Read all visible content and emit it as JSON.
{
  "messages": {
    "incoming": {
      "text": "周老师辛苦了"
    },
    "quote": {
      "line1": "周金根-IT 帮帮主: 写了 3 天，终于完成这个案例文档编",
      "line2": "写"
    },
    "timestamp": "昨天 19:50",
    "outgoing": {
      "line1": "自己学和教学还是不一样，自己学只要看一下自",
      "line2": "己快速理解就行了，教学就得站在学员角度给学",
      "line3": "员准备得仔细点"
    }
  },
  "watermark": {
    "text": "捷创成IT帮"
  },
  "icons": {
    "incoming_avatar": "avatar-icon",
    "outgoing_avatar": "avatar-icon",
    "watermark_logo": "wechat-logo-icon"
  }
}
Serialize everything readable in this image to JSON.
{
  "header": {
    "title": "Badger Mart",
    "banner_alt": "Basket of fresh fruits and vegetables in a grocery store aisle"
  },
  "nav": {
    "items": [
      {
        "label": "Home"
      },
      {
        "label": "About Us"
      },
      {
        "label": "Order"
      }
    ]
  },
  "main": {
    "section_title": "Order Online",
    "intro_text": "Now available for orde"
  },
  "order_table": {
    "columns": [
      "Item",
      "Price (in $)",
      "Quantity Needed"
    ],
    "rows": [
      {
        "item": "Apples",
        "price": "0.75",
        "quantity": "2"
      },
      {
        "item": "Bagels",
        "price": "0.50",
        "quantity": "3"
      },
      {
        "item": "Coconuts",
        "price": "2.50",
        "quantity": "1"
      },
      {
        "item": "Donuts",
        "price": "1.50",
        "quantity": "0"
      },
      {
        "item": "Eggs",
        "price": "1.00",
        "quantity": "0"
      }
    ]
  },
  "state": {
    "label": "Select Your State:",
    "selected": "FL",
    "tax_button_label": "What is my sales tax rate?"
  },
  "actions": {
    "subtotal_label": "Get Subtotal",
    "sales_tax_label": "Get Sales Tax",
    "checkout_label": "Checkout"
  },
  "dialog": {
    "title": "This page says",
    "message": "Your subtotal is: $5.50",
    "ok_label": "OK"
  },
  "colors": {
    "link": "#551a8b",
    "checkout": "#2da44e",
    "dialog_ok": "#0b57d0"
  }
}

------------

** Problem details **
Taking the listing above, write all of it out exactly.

** Solution to the exercise **
Read all visible content and emit it as JSON.
{
  "messages": {
    "incoming": {
      "text": "周老师辛苦了"
    },
    "quote": {
      "line1": "周金根-IT 帮帮主: 写了 3 天，终于完成这个案例文档编",
      "line2": "写"
    },
    "timestamp": "昨天 19:50",
    "outgoing": {
      "line1": "自己学和教学还是不一样，自己学只要看一下自",
      "line2": "己快速理解就行了，教学就得站在学员角度给学",
      "line3": "员准备得仔细点"
    }
  },
  "watermark": {
    "text": "捷创成IT帮"
  },
  "icons": {
    "incoming_avatar": "avatar-icon",
    "outgoing_avatar": "avatar-icon",
    "watermark_logo": "wechat-logo-icon"
  }
}
Serialize everything readable in this image to JSON.
{
  "header": {
    "title": "Badger Mart",
    "banner_alt": "Basket of fresh fruits and vegetables in a grocery store aisle"
  },
  "nav": {
    "items": [
      {
        "label": "Home"
      },
      {
        "label": "About Us"
      },
      {
        "label": "Order"
      }
    ]
  },
  "main": {
    "section_title": "Order Online",
    "intro_text": "Now available for orde"
  },
  "order_table": {
    "columns": [
      "Item",
      "Price (in $)",
      "Quantity Needed"
    ],
    "rows": [
      {
        "item": "Apples",
        "price": "0.75",
        "quantity": "2"
      },
      {
        "item": "Bagels",
        "price": "0.50",
        "quantity": "3"
      },
      {
        "item": "Coconuts",
        "price": "2.50",
        "quantity": "1"
      },
      {
        "item": "Donuts",
        "price": "1.50",
        "quantity": "0"
      },
      {
        "item": "Eggs",
        "price": "1.00",
        "quantity": "0"
      }
    ]
  },
  "state": {
    "label": "Select Your State:",
    "selected": "FL",
    "tax_button_label": "What is my sales tax rate?"
  },
  "actions": {
    "subtotal_label": "Get Subtotal",
    "sales_tax_label": "Get Sales Tax",
    "checkout_label": "Checkout"
  },
  "dialog": {
    "title": "This page says",
    "message": "Your subtotal is: $5.50",
    "ok_label": "OK"
  },
  "colors": {
    "link": "#551a8b",
    "checkout": "#2da44e",
    "dialog_ok": "#0b57d0"
  }
}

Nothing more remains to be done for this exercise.